──── threads ────
[#0] Id 1, Name: "ptrace3", stopped 0x7ffff7ace615 in raise (), reason: SIGCONT
──── trace ────
[#0] 0x7ffff7ace615 → raise()
[#1] 0x555555555255 → tracee()
[#2] 0x5555555554b8 → main()
(gdb) continue 
Try attaching debugger to child process :P
[Inferior 2 (process 67299) exited normally]
Incorrect state.

Here, instead of parent process getting the chance to handle the signal, debugger got it, as it attached to child process right after fork (before ptrace to self could happen). Even though we continued execution, our child process did not behave as expected. By attaching a debugger, we managed to change the behaviour of the process.

Exercise for You

Can you find a way to get out of debugger's grip? In other words, is there a way to force debugger to detach from your process irrespective of fork mode being used?

About the Author

Adhokshaj Mishra works as a security researcher (malware - Linux) at Uptycs. His interest lies in offensive and defensive side of Linux malware research. He has been working on attacks related to containers, kubernetes; and various techniques to write better malware targeting Linux platform.

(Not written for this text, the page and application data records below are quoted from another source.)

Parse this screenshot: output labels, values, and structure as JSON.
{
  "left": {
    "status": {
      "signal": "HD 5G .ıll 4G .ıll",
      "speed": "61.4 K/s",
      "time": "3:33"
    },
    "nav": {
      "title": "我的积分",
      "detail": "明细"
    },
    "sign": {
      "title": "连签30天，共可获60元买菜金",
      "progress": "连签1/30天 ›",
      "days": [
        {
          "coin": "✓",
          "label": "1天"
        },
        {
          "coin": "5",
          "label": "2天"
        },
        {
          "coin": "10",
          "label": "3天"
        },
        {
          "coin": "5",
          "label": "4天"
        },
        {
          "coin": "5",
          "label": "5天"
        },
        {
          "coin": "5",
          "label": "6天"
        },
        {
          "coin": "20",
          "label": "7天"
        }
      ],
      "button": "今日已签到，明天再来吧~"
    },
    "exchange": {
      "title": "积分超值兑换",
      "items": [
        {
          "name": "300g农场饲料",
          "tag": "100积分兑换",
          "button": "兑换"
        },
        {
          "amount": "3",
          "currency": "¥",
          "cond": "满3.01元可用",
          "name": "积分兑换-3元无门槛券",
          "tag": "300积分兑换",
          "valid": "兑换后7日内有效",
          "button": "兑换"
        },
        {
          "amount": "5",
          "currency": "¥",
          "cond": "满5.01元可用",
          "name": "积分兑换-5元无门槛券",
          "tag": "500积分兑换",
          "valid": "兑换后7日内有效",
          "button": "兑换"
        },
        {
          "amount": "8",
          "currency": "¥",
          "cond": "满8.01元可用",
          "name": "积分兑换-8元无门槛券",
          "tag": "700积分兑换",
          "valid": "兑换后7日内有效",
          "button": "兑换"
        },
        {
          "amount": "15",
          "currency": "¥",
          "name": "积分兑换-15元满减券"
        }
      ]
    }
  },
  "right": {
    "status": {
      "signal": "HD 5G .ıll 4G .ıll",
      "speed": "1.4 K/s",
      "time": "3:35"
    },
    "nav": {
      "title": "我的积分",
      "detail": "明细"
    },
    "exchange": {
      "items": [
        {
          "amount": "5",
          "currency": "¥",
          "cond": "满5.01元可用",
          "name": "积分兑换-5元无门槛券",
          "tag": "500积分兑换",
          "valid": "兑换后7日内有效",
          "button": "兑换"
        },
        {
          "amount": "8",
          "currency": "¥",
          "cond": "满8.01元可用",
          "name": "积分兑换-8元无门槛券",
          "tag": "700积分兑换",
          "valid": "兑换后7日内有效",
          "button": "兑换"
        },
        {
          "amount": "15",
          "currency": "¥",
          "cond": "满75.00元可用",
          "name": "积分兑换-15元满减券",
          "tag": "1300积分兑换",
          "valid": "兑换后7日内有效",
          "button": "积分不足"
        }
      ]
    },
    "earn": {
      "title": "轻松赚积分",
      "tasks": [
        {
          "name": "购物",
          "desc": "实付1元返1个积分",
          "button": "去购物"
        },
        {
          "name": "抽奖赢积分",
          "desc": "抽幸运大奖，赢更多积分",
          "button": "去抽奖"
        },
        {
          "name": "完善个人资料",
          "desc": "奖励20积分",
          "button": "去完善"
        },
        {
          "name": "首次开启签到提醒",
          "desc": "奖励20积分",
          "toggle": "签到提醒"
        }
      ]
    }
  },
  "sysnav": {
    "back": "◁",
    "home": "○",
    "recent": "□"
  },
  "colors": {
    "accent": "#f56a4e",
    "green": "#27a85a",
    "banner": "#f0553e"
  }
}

In his free time, he loves to dabble into applied cryptography, and present his work in various security meetups and conferences.